Cecelia turning six means a milestone looms large in my near future. My father moved out of our house when I was that age. I can’t remember exactly when it happened without asking my mother, but I seem to recall it happening during the late spring. This would have made me about six years and two or three months old — about the same age Cecelia is right now.
I’ll wait until she turns seven to declare it, but soon Cecelia will know life with a father longer than I had. To me, that’s a big deal.
My father died about two and a half years ago, and I’ve attempted more than once to write about how that impacted me. I’d start, but then stop because the words that came out only sounded too self-piteous, and I do not seek any sympathy for how I feel. I’ve only wanted to describe my life without a father, and how I’ve made it my primary purpose in life to give someone in this family the experience of growing up with one.
I hardly knew my father. He didn’t make it easy to know him. He spoke little, and when he did, he had little to say. I wouldn’t describe him as cruel or abusive. My mother rarely spoke ill of him, and if she expressed any opinion of the man, she’d talk about his inability to save money and his infuriating propensity to make decisions without her. He died leaving behind some tremendous debts for his wife to settle.
But to me, I came to regard my father as a distant character. As a small child, I didn’t know better. He was my dad, and to a little boy, dad can do no wrong — even when he walks out of your life, and yes, even when he tells you he doesn’t want anymore weekend visits despite living less than 30 miles away.
I didn’t see my father between the ages of eight and fourteen — only the most tumultuous periods of a young person’s life. Coming out on the other end of that, I came to see my father as just some guy. He displayed no particular interest in my life at that time. He only wanted to see his new granddaughter. My sisters and I, in a sense, just went along for the ride, although by the time I turned 23, I bailed on this exercise in futility before my sisters did.
If I had to guess, I’d say that my father suffered from depression. Having some experience with that myself, I saw the symptoms. I have to think my father, given his string of business failures, his series of jobs with many different companies, and his apparent inability to finish projects he started shows me he had a difficulties accepting his lot in life. I get that. I’ve walked in those shoes.
But would I ever use that as an excuse to leave behind the children I brought into this world? I feel a shiver run down my spine when I think of a life without her. I don’t even want to consider that as a possibility. I damn near turned into a blubbering fool while watching the scene in “Tangled” where the King realized he’d have to celebrate his missing daughter’s 18th birthday.
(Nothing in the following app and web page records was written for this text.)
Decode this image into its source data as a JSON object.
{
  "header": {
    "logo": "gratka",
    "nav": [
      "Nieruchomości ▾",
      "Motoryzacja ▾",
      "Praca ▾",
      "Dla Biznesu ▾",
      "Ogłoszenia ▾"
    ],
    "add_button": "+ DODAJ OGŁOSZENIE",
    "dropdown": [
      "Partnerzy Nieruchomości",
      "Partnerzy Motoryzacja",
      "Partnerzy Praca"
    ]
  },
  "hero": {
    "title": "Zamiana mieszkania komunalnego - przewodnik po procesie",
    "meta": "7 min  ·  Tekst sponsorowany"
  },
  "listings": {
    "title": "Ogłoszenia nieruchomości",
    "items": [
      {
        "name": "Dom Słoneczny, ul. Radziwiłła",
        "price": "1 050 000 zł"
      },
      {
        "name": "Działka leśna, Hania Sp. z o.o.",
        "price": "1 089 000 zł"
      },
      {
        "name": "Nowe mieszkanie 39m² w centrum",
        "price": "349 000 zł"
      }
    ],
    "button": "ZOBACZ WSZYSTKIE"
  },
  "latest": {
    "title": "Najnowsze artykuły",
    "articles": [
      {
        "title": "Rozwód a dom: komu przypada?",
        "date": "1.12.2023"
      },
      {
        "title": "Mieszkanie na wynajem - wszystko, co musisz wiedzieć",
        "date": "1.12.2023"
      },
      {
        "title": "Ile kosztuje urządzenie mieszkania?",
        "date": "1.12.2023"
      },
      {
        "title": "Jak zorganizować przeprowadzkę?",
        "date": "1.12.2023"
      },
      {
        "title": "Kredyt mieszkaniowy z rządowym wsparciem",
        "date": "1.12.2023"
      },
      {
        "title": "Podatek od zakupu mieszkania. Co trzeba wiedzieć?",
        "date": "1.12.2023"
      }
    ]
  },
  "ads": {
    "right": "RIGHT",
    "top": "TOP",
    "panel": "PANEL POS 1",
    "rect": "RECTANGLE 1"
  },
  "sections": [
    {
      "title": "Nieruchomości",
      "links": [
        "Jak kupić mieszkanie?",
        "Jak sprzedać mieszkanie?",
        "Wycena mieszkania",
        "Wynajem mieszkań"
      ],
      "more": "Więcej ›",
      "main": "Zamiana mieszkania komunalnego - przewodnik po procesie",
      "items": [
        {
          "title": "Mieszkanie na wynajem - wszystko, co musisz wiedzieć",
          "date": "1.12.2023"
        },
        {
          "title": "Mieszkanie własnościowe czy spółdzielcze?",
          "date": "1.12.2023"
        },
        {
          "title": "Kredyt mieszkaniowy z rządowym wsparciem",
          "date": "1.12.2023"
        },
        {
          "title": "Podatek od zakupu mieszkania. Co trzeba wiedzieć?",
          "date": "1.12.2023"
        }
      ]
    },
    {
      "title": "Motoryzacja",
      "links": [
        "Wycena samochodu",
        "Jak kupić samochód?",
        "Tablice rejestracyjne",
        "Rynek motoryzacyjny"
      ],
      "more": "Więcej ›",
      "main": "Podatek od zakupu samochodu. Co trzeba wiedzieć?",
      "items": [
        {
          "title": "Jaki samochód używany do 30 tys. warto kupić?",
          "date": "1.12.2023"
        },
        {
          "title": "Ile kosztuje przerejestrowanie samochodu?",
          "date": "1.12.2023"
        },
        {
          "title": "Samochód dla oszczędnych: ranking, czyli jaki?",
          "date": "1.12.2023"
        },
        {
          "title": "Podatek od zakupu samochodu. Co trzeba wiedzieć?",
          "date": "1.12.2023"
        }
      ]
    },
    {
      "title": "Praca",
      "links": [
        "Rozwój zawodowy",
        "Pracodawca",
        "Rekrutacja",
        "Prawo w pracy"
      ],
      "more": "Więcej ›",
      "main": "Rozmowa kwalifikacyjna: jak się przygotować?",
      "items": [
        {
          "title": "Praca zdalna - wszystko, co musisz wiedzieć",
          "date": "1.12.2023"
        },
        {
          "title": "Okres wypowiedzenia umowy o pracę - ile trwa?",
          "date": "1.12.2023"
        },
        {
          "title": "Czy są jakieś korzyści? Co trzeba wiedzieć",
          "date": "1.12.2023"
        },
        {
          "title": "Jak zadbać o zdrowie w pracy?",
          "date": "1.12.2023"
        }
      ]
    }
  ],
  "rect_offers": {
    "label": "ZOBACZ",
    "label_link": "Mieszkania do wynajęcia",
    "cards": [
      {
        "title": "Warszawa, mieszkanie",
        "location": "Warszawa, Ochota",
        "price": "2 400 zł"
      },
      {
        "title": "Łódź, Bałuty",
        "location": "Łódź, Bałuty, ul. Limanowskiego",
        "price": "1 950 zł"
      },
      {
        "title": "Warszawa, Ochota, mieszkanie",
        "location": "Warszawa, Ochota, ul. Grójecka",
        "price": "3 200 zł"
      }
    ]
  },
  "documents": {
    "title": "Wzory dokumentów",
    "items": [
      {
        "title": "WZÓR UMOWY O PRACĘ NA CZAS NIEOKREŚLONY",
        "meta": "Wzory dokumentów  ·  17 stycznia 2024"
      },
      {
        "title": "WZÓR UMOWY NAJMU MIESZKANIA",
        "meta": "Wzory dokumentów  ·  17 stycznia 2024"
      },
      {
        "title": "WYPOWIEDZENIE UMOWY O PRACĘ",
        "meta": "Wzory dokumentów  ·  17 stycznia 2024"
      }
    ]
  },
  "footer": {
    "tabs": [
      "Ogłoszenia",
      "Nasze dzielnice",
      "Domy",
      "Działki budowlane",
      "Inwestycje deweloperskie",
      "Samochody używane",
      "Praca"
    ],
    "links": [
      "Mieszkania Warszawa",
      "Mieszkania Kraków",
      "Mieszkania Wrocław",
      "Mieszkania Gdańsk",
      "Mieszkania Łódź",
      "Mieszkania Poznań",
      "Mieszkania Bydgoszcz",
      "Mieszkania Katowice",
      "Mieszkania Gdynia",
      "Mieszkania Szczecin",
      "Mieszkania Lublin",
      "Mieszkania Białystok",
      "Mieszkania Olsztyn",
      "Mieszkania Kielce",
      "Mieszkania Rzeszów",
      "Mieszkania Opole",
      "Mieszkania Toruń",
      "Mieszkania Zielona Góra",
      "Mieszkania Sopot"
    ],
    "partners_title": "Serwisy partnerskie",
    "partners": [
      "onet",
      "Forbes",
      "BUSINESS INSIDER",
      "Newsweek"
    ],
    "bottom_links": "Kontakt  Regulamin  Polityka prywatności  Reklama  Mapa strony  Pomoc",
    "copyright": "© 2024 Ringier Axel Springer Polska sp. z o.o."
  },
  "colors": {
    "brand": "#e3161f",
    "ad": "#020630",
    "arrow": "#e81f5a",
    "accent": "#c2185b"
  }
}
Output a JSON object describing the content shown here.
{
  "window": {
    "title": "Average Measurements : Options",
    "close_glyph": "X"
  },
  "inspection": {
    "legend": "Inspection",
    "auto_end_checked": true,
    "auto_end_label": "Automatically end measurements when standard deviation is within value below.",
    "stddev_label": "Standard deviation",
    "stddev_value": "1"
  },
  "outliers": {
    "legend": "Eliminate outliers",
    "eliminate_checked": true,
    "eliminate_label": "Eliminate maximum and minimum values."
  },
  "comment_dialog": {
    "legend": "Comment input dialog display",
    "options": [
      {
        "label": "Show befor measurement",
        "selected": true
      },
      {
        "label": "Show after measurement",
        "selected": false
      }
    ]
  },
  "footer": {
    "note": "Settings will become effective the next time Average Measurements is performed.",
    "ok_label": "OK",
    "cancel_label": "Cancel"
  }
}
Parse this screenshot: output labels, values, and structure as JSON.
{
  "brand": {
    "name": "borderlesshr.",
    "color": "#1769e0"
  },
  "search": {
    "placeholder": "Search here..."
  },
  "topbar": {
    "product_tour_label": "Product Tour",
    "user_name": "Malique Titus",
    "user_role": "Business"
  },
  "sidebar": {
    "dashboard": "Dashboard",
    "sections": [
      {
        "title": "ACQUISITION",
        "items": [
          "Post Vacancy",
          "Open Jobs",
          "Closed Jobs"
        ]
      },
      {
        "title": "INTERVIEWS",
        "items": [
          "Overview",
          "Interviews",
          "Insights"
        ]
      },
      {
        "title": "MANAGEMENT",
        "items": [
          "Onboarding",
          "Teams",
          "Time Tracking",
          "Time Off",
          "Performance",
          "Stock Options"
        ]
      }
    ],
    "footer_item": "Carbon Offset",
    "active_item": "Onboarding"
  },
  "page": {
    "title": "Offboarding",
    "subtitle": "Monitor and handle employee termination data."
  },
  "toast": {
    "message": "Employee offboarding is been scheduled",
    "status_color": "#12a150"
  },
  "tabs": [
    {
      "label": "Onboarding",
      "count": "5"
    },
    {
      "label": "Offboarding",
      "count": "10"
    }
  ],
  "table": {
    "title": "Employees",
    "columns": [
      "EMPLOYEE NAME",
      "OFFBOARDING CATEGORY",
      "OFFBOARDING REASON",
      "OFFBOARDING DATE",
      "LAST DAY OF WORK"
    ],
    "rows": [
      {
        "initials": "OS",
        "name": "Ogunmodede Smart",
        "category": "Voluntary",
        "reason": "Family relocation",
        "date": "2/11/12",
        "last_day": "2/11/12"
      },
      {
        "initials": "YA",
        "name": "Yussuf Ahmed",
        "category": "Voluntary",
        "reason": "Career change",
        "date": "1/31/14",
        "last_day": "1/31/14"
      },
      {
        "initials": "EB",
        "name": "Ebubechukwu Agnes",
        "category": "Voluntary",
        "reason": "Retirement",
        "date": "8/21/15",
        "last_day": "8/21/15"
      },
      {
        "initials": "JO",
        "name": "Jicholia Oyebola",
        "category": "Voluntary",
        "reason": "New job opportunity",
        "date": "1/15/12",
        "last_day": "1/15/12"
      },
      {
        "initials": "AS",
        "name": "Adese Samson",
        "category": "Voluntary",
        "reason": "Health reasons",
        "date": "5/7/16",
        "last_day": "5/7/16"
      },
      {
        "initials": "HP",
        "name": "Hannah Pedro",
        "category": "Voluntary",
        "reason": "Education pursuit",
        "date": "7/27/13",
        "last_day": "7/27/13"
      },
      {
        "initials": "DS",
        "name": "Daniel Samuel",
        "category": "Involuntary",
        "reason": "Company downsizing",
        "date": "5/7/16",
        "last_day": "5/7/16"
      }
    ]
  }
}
No, I’ll never know what demon possessed my father, compelling him to leave us behind. Hardly a day goes by when I don’t wonder how different I might have turned out had he chosen to stick around, and show even a modicum of interest in me. My mother did the best she could, but no woman can truly replace a good father figure.
Like it or not, Cecelia, I’m here for the long haul. I promise, however, to do everything in my power to keep you safe, warm, and happy. It’s the least any father can do.